__Task prompt__: Please reproduce every entry, keeping each one exact.

__Source material__:
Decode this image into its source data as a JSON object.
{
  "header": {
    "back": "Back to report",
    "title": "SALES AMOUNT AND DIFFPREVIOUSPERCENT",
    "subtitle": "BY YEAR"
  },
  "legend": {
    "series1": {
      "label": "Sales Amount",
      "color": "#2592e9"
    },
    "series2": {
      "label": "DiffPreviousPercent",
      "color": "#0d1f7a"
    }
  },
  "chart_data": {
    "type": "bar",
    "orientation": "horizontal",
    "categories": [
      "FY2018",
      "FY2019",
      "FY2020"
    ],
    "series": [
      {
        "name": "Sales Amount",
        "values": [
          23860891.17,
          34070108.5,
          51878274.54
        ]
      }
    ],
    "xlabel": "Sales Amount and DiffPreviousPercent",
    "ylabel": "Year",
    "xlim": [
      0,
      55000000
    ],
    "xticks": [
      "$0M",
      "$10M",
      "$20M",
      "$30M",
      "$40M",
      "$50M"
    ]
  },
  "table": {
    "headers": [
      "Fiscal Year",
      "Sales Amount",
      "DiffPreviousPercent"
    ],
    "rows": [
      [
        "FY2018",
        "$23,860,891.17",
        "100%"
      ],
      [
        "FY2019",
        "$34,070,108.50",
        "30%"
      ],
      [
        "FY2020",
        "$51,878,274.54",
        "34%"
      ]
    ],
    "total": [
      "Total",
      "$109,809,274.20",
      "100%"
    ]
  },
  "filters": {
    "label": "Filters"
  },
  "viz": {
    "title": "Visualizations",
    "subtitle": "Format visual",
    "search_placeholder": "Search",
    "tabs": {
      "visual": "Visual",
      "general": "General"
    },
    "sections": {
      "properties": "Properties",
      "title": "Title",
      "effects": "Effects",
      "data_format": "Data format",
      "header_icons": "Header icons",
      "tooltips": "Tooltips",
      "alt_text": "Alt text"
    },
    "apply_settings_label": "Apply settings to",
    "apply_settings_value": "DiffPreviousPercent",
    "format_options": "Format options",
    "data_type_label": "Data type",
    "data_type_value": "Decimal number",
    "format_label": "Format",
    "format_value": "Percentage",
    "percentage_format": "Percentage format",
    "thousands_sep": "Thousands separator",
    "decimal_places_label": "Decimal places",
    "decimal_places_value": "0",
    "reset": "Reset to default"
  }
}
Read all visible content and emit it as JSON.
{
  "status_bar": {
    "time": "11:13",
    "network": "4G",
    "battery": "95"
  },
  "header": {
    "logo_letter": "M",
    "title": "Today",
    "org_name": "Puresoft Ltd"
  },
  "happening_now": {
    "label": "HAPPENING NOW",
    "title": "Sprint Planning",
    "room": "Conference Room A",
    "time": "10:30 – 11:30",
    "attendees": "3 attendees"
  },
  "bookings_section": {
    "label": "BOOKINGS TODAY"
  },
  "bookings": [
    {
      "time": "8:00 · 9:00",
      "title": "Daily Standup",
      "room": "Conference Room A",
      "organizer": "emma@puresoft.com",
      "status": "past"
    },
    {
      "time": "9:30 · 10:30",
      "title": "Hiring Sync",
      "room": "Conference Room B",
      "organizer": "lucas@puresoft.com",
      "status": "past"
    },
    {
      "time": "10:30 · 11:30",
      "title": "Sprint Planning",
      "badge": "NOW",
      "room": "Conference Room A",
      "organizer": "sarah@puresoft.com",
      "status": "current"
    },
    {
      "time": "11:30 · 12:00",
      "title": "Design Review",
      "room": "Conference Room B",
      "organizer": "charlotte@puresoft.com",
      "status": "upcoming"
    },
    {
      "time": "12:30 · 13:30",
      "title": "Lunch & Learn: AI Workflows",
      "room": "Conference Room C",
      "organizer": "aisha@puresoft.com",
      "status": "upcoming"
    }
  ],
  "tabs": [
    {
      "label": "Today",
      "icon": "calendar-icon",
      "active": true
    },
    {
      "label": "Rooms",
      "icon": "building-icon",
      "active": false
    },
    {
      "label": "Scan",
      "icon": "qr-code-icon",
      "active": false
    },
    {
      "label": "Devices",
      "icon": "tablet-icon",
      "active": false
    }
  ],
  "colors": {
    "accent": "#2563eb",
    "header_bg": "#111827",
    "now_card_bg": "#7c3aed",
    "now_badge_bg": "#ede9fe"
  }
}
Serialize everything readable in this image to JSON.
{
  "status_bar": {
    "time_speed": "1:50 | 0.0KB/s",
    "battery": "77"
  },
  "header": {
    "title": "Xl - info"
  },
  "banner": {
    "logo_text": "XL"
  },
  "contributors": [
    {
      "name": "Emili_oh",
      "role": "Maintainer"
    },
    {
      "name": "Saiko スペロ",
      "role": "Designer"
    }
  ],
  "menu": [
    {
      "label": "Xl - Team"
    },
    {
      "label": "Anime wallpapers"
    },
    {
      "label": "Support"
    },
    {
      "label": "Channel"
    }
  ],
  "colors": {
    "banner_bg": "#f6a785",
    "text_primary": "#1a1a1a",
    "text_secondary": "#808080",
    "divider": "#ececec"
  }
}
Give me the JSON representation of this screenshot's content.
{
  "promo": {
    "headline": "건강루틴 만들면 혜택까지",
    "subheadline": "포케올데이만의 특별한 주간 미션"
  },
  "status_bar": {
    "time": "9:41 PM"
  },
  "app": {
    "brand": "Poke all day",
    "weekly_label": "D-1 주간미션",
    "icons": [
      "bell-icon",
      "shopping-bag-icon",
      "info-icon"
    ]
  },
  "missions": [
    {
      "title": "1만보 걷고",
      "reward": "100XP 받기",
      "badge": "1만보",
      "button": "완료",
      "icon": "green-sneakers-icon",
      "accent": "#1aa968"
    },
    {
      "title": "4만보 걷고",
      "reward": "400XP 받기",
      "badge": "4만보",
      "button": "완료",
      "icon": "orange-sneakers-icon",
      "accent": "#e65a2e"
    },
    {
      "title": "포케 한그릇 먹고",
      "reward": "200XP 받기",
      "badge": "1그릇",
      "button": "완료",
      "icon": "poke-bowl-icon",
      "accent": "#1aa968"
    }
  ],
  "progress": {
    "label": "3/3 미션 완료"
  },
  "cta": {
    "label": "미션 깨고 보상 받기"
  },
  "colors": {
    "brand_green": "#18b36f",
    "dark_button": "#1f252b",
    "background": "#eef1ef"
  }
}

__Your solution__:
Decode this image into its source data as a JSON object.
{
  "header": {
    "back": "Back to report",
    "title": "SALES AMOUNT AND DIFFPREVIOUSPERCENT",
    "subtitle": "BY YEAR"
  },
  "legend": {
    "series1": {
      "label": "Sales Amount",
      "color": "#2592e9"
    },
    "series2": {
      "label": "DiffPreviousPercent",
      "color": "#0d1f7a"
    }
  },
  "chart_data": {
    "type": "bar",
    "orientation": "horizontal",
    "categories": [
      "FY2018",
      "FY2019",
      "FY2020"
    ],
    "series": [
      {
        "name": "Sales Amount",
        "values": [
          23860891.17,
          34070108.5,
          51878274.54
        ]
      }
    ],
    "xlabel": "Sales Amount and DiffPreviousPercent",
    "ylabel": "Year",
    "xlim": [
      0,
      55000000
    ],
    "xticks": [
      "$0M",
      "$10M",
      "$20M",
      "$30M",
      "$40M",
      "$50M"
    ]
  },
  "table": {
    "headers": [
      "Fiscal Year",
      "Sales Amount",
      "DiffPreviousPercent"
    ],
    "rows": [
      [
        "FY2018",
        "$23,860,891.17",
        "100%"
      ],
      [
        "FY2019",
        "$34,070,108.50",
        "30%"
      ],
      [
        "FY2020",
        "$51,878,274.54",
        "34%"
      ]
    ],
    "total": [
      "Total",
      "$109,809,274.20",
      "100%"
    ]
  },
  "filters": {
    "label": "Filters"
  },
  "viz": {
    "title": "Visualizations",
    "subtitle": "Format visual",
    "search_placeholder": "Search",
    "tabs": {
      "visual": "Visual",
      "general": "General"
    },
    "sections": {
      "properties": "Properties",
      "title": "Title",
      "effects": "Effects",
      "data_format": "Data format",
      "header_icons": "Header icons",
      "tooltips": "Tooltips",
      "alt_text": "Alt text"
    },
    "apply_settings_label": "Apply settings to",
    "apply_settings_value": "DiffPreviousPercent",
    "format_options": "Format options",
    "data_type_label": "Data type",
    "data_type_value": "Decimal number",
    "format_label": "Format",
    "format_value": "Percentage",
    "percentage_format": "Percentage format",
    "thousands_sep": "Thousands separator",
    "decimal_places_label": "Decimal places",
    "decimal_places_value": "0",
    "reset": "Reset to default"
  }
}
Read all visible content and emit it as JSON.
{
  "status_bar": {
    "time": "11:13",
    "network": "4G",
    "battery": "95"
  },
  "header": {
    "logo_letter": "M",
    "title": "Today",
    "org_name": "Puresoft Ltd"
  },
  "happening_now": {
    "label": "HAPPENING NOW",
    "title": "Sprint Planning",
    "room": "Conference Room A",
    "time": "10:30 – 11:30",
    "attendees": "3 attendees"
  },
  "bookings_section": {
    "label": "BOOKINGS TODAY"
  },
  "bookings": [
    {
      "time": "8:00 · 9:00",
      "title": "Daily Standup",
      "room": "Conference Room A",
      "organizer": "emma@puresoft.com",
      "status": "past"
    },
    {
      "time": "9:30 · 10:30",
      "title": "Hiring Sync",
      "room": "Conference Room B",
      "organizer": "lucas@puresoft.com",
      "status": "past"
    },
    {
      "time": "10:30 · 11:30",
      "title": "Sprint Planning",
      "badge": "NOW",
      "room": "Conference Room A",
      "organizer": "sarah@puresoft.com",
      "status": "current"
    },
    {
      "time": "11:30 · 12:00",
      "title": "Design Review",
      "room": "Conference Room B",
      "organizer": "charlotte@puresoft.com",
      "status": "upcoming"
    },
    {
      "time": "12:30 · 13:30",
      "title": "Lunch & Learn: AI Workflows",
      "room": "Conference Room C",
      "organizer": "aisha@puresoft.com",
      "status": "upcoming"
    }
  ],
  "tabs": [
    {
      "label": "Today",
      "icon": "calendar-icon",
      "active": true
    },
    {
      "label": "Rooms",
      "icon": "building-icon",
      "active": false
    },
    {
      "label": "Scan",
      "icon": "qr-code-icon",
      "active": false
    },
    {
      "label": "Devices",
      "icon": "tablet-icon",
      "active": false
    }
  ],
  "colors": {
    "accent": "#2563eb",
    "header_bg": "#111827",
    "now_card_bg": "#7c3aed",
    "now_badge_bg": "#ede9fe"
  }
}
Serialize everything readable in this image to JSON.
{
  "status_bar": {
    "time_speed": "1:50 | 0.0KB/s",
    "battery": "77"
  },
  "header": {
    "title": "Xl - info"
  },
  "banner": {
    "logo_text": "XL"
  },
  "contributors": [
    {
      "name": "Emili_oh",
      "role": "Maintainer"
    },
    {
      "name": "Saiko スペロ",
      "role": "Designer"
    }
  ],
  "menu": [
    {
      "label": "Xl - Team"
    },
    {
      "label": "Anime wallpapers"
    },
    {
      "label": "Support"
    },
    {
      "label": "Channel"
    }
  ],
  "colors": {
    "banner_bg": "#f6a785",
    "text_primary": "#1a1a1a",
    "text_secondary": "#808080",
    "divider": "#ececec"
  }
}
Give me the JSON representation of this screenshot's content.
{
  "promo": {
    "headline": "건강루틴 만들면 혜택까지",
    "subheadline": "포케올데이만의 특별한 주간 미션"
  },
  "status_bar": {
    "time": "9:41 PM"
  },
  "app": {
    "brand": "Poke all day",
    "weekly_label": "D-1 주간미션",
    "icons": [
      "bell-icon",
      "shopping-bag-icon",
      "info-icon"
    ]
  },
  "missions": [
    {
      "title": "1만보 걷고",
      "reward": "100XP 받기",
      "badge": "1만보",
      "button": "완료",
      "icon": "green-sneakers-icon",
      "accent": "#1aa968"
    },
    {
      "title": "4만보 걷고",
      "reward": "400XP 받기",
      "badge": "4만보",
      "button": "완료",
      "icon": "orange-sneakers-icon",
      "accent": "#e65a2e"
    },
    {
      "title": "포케 한그릇 먹고",
      "reward": "200XP 받기",
      "badge": "1그릇",
      "button": "완료",
      "icon": "poke-bowl-icon",
      "accent": "#1aa968"
    }
  ],
  "progress": {
    "label": "3/3 미션 완료"
  },
  "cta": {
    "label": "미션 깨고 보상 받기"
  },
  "colors": {
    "brand_green": "#18b36f",
    "dark_button": "#1f252b",
    "background": "#eef1ef"
  }
}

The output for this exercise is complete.